[Directions for this task]:
Look for the word "LocationClientOption" in the material below, then report each line where it occurs.
Start of Study material
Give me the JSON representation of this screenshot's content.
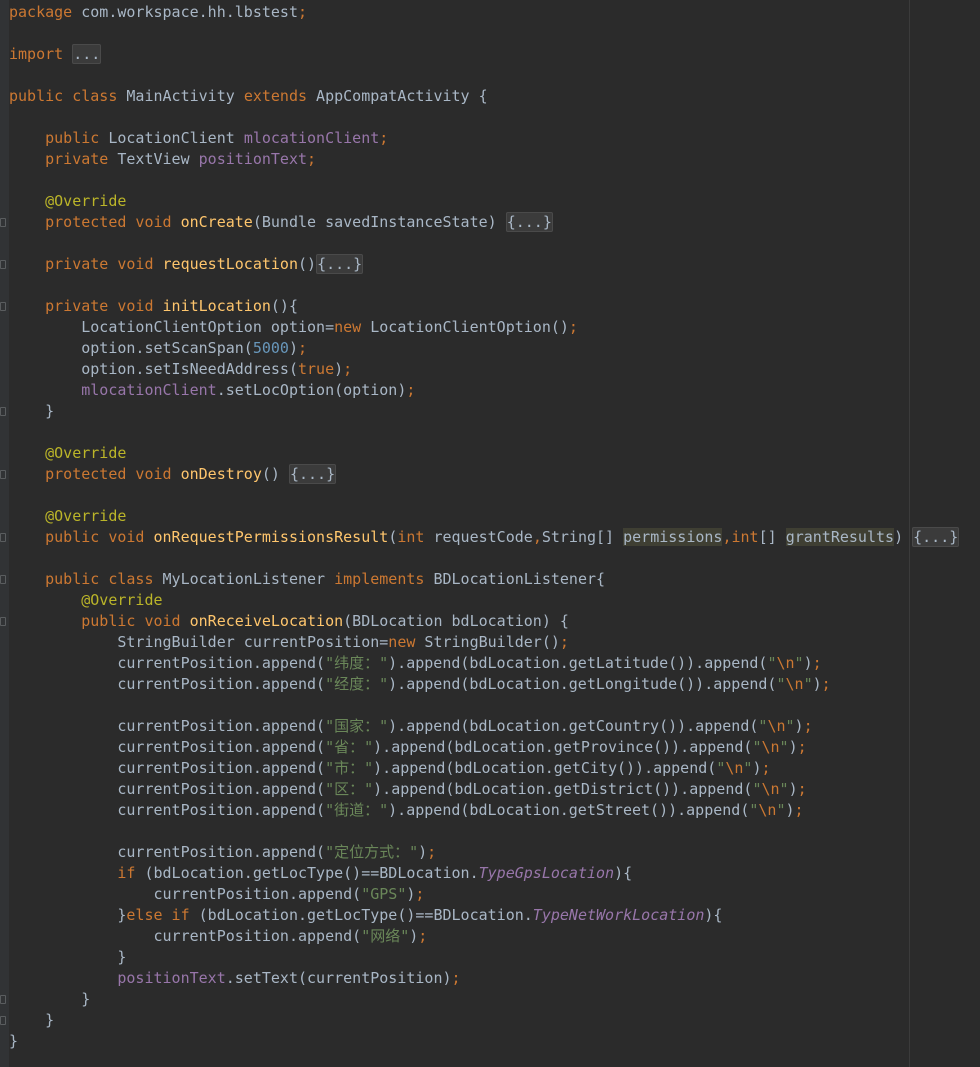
{
  "editor": {
    "language": "Java",
    "theme_colors": {
      "background": "#2b2b2b",
      "keyword": "#cc7832",
      "annotation": "#bbb529",
      "function": "#ffc66d",
      "field": "#9876aa",
      "number": "#6897bb",
      "string": "#6a8759",
      "plain": "#a9b7c6"
    },
    "lines": [
      {
        "fold": false,
        "tokens": [
          {
            "t": "package",
            "c": "kw"
          },
          {
            "t": " com.workspace.hh.lbstest",
            "c": "plain"
          },
          {
            "t": ";",
            "c": "kw"
          }
        ]
      },
      {
        "fold": false,
        "tokens": []
      },
      {
        "fold": false,
        "tokens": [
          {
            "t": "import",
            "c": "kw"
          },
          {
            "t": " ",
            "c": "plain"
          },
          {
            "t": "...",
            "c": "folded"
          }
        ]
      },
      {
        "fold": false,
        "tokens": []
      },
      {
        "fold": false,
        "tokens": [
          {
            "t": "public class",
            "c": "kw"
          },
          {
            "t": " MainActivity ",
            "c": "plain"
          },
          {
            "t": "extends",
            "c": "kw"
          },
          {
            "t": " AppCompatActivity {",
            "c": "plain"
          }
        ]
      },
      {
        "fold": false,
        "tokens": []
      },
      {
        "fold": false,
        "tokens": [
          {
            "t": "    ",
            "c": "plain"
          },
          {
            "t": "public",
            "c": "kw"
          },
          {
            "t": " LocationClient ",
            "c": "plain"
          },
          {
            "t": "mlocationClient",
            "c": "field"
          },
          {
            "t": ";",
            "c": "kw"
          }
        ]
      },
      {
        "fold": false,
        "tokens": [
          {
            "t": "    ",
            "c": "plain"
          },
          {
            "t": "private",
            "c": "kw"
          },
          {
            "t": " TextView ",
            "c": "plain"
          },
          {
            "t": "positionText",
            "c": "field"
          },
          {
            "t": ";",
            "c": "kw"
          }
        ]
      },
      {
        "fold": false,
        "tokens": []
      },
      {
        "fold": false,
        "tokens": [
          {
            "t": "    ",
            "c": "plain"
          },
          {
            "t": "@Override",
            "c": "ann"
          }
        ]
      },
      {
        "fold": true,
        "tokens": [
          {
            "t": "    ",
            "c": "plain"
          },
          {
            "t": "protected void",
            "c": "kw"
          },
          {
            "t": " ",
            "c": "plain"
          },
          {
            "t": "onCreate",
            "c": "fn"
          },
          {
            "t": "(Bundle savedInstanceState) ",
            "c": "plain"
          },
          {
            "t": "{...}",
            "c": "folded"
          }
        ]
      },
      {
        "fold": false,
        "tokens": []
      },
      {
        "fold": true,
        "tokens": [
          {
            "t": "    ",
            "c": "plain"
          },
          {
            "t": "private void",
            "c": "kw"
          },
          {
            "t": " ",
            "c": "plain"
          },
          {
            "t": "requestLocation",
            "c": "fn"
          },
          {
            "t": "()",
            "c": "plain"
          },
          {
            "t": "{...}",
            "c": "folded"
          }
        ]
      },
      {
        "fold": false,
        "tokens": []
      },
      {
        "fold": true,
        "tokens": [
          {
            "t": "    ",
            "c": "plain"
          },
          {
            "t": "private void",
            "c": "kw"
          },
          {
            "t": " ",
            "c": "plain"
          },
          {
            "t": "initLocation",
            "c": "fn"
          },
          {
            "t": "(){",
            "c": "plain"
          }
        ]
      },
      {
        "fold": false,
        "tokens": [
          {
            "t": "        LocationClientOption option=",
            "c": "plain"
          },
          {
            "t": "new",
            "c": "kw"
          },
          {
            "t": " LocationClientOption()",
            "c": "plain"
          },
          {
            "t": ";",
            "c": "kw"
          }
        ]
      },
      {
        "fold": false,
        "tokens": [
          {
            "t": "        option.setScanSpan(",
            "c": "plain"
          },
          {
            "t": "5000",
            "c": "num"
          },
          {
            "t": ")",
            "c": "plain"
          },
          {
            "t": ";",
            "c": "kw"
          }
        ]
      },
      {
        "fold": false,
        "tokens": [
          {
            "t": "        option.setIsNeedAddress(",
            "c": "plain"
          },
          {
            "t": "true",
            "c": "kw"
          },
          {
            "t": ")",
            "c": "plain"
          },
          {
            "t": ";",
            "c": "kw"
          }
        ]
      },
      {
        "fold": false,
        "tokens": [
          {
            "t": "        ",
            "c": "plain"
          },
          {
            "t": "mlocationClient",
            "c": "field"
          },
          {
            "t": ".setLocOption(option)",
            "c": "plain"
          },
          {
            "t": ";",
            "c": "kw"
          }
        ]
      },
      {
        "fold": true,
        "tokens": [
          {
            "t": "    }",
            "c": "plain"
          }
        ]
      },
      {
        "fold": false,
        "tokens": []
      },
      {
        "fold": false,
        "tokens": [
          {
            "t": "    ",
            "c": "plain"
          },
          {
            "t": "@Override",
            "c": "ann"
          }
        ]
      },
      {
        "fold": true,
        "tokens": [
          {
            "t": "    ",
            "c": "plain"
          },
          {
            "t": "protected void",
            "c": "kw"
          },
          {
            "t": " ",
            "c": "plain"
          },
          {
            "t": "onDestroy",
            "c": "fn"
          },
          {
            "t": "() ",
            "c": "plain"
          },
          {
            "t": "{...}",
            "c": "folded"
          }
        ]
      },
      {
        "fold": false,
        "tokens": []
      },
      {
        "fold": false,
        "tokens": [
          {
            "t": "    ",
            "c": "plain"
          },
          {
            "t": "@Override",
            "c": "ann"
          }
        ]
      },
      {
        "fold": true,
        "tokens": [
          {
            "t": "    ",
            "c": "plain"
          },
          {
            "t": "public void",
            "c": "kw"
          },
          {
            "t": " ",
            "c": "plain"
          },
          {
            "t": "onRequestPermissionsResult",
            "c": "fn"
          },
          {
            "t": "(",
            "c": "plain"
          },
          {
            "t": "int",
            "c": "kw"
          },
          {
            "t": " requestCode",
            "c": "plain"
          },
          {
            "t": ",",
            "c": "kw"
          },
          {
            "t": "String[] ",
            "c": "plain"
          },
          {
            "t": "permissions",
            "c": "unused"
          },
          {
            "t": ",",
            "c": "kw"
          },
          {
            "t": "int",
            "c": "kw"
          },
          {
            "t": "[] ",
            "c": "plain"
          },
          {
            "t": "grantResults",
            "c": "unused"
          },
          {
            "t": ") ",
            "c": "plain"
          },
          {
            "t": "{...}",
            "c": "folded"
          }
        ]
      },
      {
        "fold": false,
        "tokens": []
      },
      {
        "fold": true,
        "tokens": [
          {
            "t": "    ",
            "c": "plain"
          },
          {
            "t": "public class",
            "c": "kw"
          },
          {
            "t": " MyLocationListener ",
            "c": "plain"
          },
          {
            "t": "implements",
            "c": "kw"
          },
          {
            "t": " BDLocationListener{",
            "c": "plain"
          }
        ]
      },
      {
        "fold": false,
        "tokens": [
          {
            "t": "        ",
            "c": "plain"
          },
          {
            "t": "@Override",
            "c": "ann"
          }
        ]
      },
      {
        "fold": true,
        "tokens": [
          {
            "t": "        ",
            "c": "plain"
          },
          {
            "t": "public void",
            "c": "kw"
          },
          {
            "t": " ",
            "c": "plain"
          },
          {
            "t": "onReceiveLocation",
            "c": "fn"
          },
          {
            "t": "(BDLocation bdLocation) {",
            "c": "plain"
          }
        ]
      },
      {
        "fold": false,
        "tokens": [
          {
            "t": "            StringBuilder currentPosition=",
            "c": "plain"
          },
          {
            "t": "new",
            "c": "kw"
          },
          {
            "t": " StringBuilder()",
            "c": "plain"
          },
          {
            "t": ";",
            "c": "kw"
          }
        ]
      },
      {
        "fold": false,
        "tokens": [
          {
            "t": "            currentPosition.append(",
            "c": "plain"
          },
          {
            "t": "\"纬度：\"",
            "c": "str"
          },
          {
            "t": ").append(bdLocation.getLatitude()).append(",
            "c": "plain"
          },
          {
            "t": "\"",
            "c": "str"
          },
          {
            "t": "\\n",
            "c": "esc"
          },
          {
            "t": "\"",
            "c": "str"
          },
          {
            "t": ")",
            "c": "plain"
          },
          {
            "t": ";",
            "c": "kw"
          }
        ]
      },
      {
        "fold": false,
        "tokens": [
          {
            "t": "            currentPosition.append(",
            "c": "plain"
          },
          {
            "t": "\"经度：\"",
            "c": "str"
          },
          {
            "t": ").append(bdLocation.getLongitude()).append(",
            "c": "plain"
          },
          {
            "t": "\"",
            "c": "str"
          },
          {
            "t": "\\n",
            "c": "esc"
          },
          {
            "t": "\"",
            "c": "str"
          },
          {
            "t": ")",
            "c": "plain"
          },
          {
            "t": ";",
            "c": "kw"
          }
        ]
      },
      {
        "fold": false,
        "tokens": []
      },
      {
        "fold": false,
        "tokens": [
          {
            "t": "            currentPosition.append(",
            "c": "plain"
          },
          {
            "t": "\"国家：\"",
            "c": "str"
          },
          {
            "t": ").append(bdLocation.getCountry()).append(",
            "c": "plain"
          },
          {
            "t": "\"",
            "c": "str"
          },
          {
            "t": "\\n",
            "c": "esc"
          },
          {
            "t": "\"",
            "c": "str"
          },
          {
            "t": ")",
            "c": "plain"
          },
          {
            "t": ";",
            "c": "kw"
          }
        ]
      },
      {
        "fold": false,
        "tokens": [
          {
            "t": "            currentPosition.append(",
            "c": "plain"
          },
          {
            "t": "\"省：\"",
            "c": "str"
          },
          {
            "t": ").append(bdLocation.getProvince()).append(",
            "c": "plain"
          },
          {
            "t": "\"",
            "c": "str"
          },
          {
            "t": "\\n",
            "c": "esc"
          },
          {
            "t": "\"",
            "c": "str"
          },
          {
            "t": ")",
            "c": "plain"
          },
          {
            "t": ";",
            "c": "kw"
          }
        ]
      },
      {
        "fold": false,
        "tokens": [
          {
            "t": "            currentPosition.append(",
            "c": "plain"
          },
          {
            "t": "\"市：\"",
            "c": "str"
          },
          {
            "t": ").append(bdLocation.getCity()).append(",
            "c": "plain"
          },
          {
            "t": "\"",
            "c": "str"
          },
          {
            "t": "\\n",
            "c": "esc"
          },
          {
            "t": "\"",
            "c": "str"
          },
          {
            "t": ")",
            "c": "plain"
          },
          {
            "t": ";",
            "c": "kw"
          }
        ]
      },
      {
        "fold": false,
        "tokens": [
          {
            "t": "            currentPosition.append(",
            "c": "plain"
          },
          {
            "t": "\"区：\"",
            "c": "str"
          },
          {
            "t": ").append(bdLocation.getDistrict()).append(",
            "c": "plain"
          },
          {
            "t": "\"",
            "c": "str"
          },
          {
            "t": "\\n",
            "c": "esc"
          },
          {
            "t": "\"",
            "c": "str"
          },
          {
            "t": ")",
            "c": "plain"
          },
          {
            "t": ";",
            "c": "kw"
          }
        ]
      },
      {
        "fold": false,
        "tokens": [
          {
            "t": "            currentPosition.append(",
            "c": "plain"
          },
          {
            "t": "\"街道：\"",
            "c": "str"
          },
          {
            "t": ").append(bdLocation.getStreet()).append(",
            "c": "plain"
          },
          {
            "t": "\"",
            "c": "str"
          },
          {
            "t": "\\n",
            "c": "esc"
          },
          {
            "t": "\"",
            "c": "str"
          },
          {
            "t": ")",
            "c": "plain"
          },
          {
            "t": ";",
            "c": "kw"
          }
        ]
      },
      {
        "fold": false,
        "tokens": []
      },
      {
        "fold": false,
        "tokens": [
          {
            "t": "            currentPosition.append(",
            "c": "plain"
          },
          {
            "t": "\"定位方式：\"",
            "c": "str"
          },
          {
            "t": ")",
            "c": "plain"
          },
          {
            "t": ";",
            "c": "kw"
          }
        ]
      },
      {
        "fold": false,
        "tokens": [
          {
            "t": "            ",
            "c": "plain"
          },
          {
            "t": "if",
            "c": "kw"
          },
          {
            "t": " (bdLocation.getLocType()==BDLocation.",
            "c": "plain"
          },
          {
            "t": "TypeGpsLocation",
            "c": "cst"
          },
          {
            "t": "){",
            "c": "plain"
          }
        ]
      },
      {
        "fold": false,
        "tokens": [
          {
            "t": "                currentPosition.append(",
            "c": "plain"
          },
          {
            "t": "\"GPS\"",
            "c": "str"
          },
          {
            "t": ")",
            "c": "plain"
          },
          {
            "t": ";",
            "c": "kw"
          }
        ]
      },
      {
        "fold": false,
        "tokens": [
          {
            "t": "            }",
            "c": "plain"
          },
          {
            "t": "else if",
            "c": "kw"
          },
          {
            "t": " (bdLocation.getLocType()==BDLocation.",
            "c": "plain"
          },
          {
            "t": "TypeNetWorkLocation",
            "c": "cst"
          },
          {
            "t": "){",
            "c": "plain"
          }
        ]
      },
      {
        "fold": false,
        "tokens": [
          {
            "t": "                currentPosition.append(",
            "c": "plain"
          },
          {
            "t": "\"网络\"",
            "c": "str"
          },
          {
            "t": ")",
            "c": "plain"
          },
          {
            "t": ";",
            "c": "kw"
          }
        ]
      },
      {
        "fold": false,
        "tokens": [
          {
            "t": "            }",
            "c": "plain"
          }
        ]
      },
      {
        "fold": false,
        "tokens": [
          {
            "t": "            ",
            "c": "plain"
          },
          {
            "t": "positionText",
            "c": "field"
          },
          {
            "t": ".setText(currentPosition)",
            "c": "plain"
          },
          {
            "t": ";",
            "c": "kw"
          }
        ]
      },
      {
        "fold": true,
        "tokens": [
          {
            "t": "        }",
            "c": "plain"
          }
        ]
      },
      {
        "fold": true,
        "tokens": [
          {
            "t": "    }",
            "c": "plain"
          }
        ]
      },
      {
        "fold": false,
        "tokens": [
          {
            "t": "}",
            "c": "plain"
          }
        ]
      }
    ]
  }
}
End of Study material
[Solution for this exercise]:
            "t": "        LocationClientOption option=",
            "t": " LocationClientOption()",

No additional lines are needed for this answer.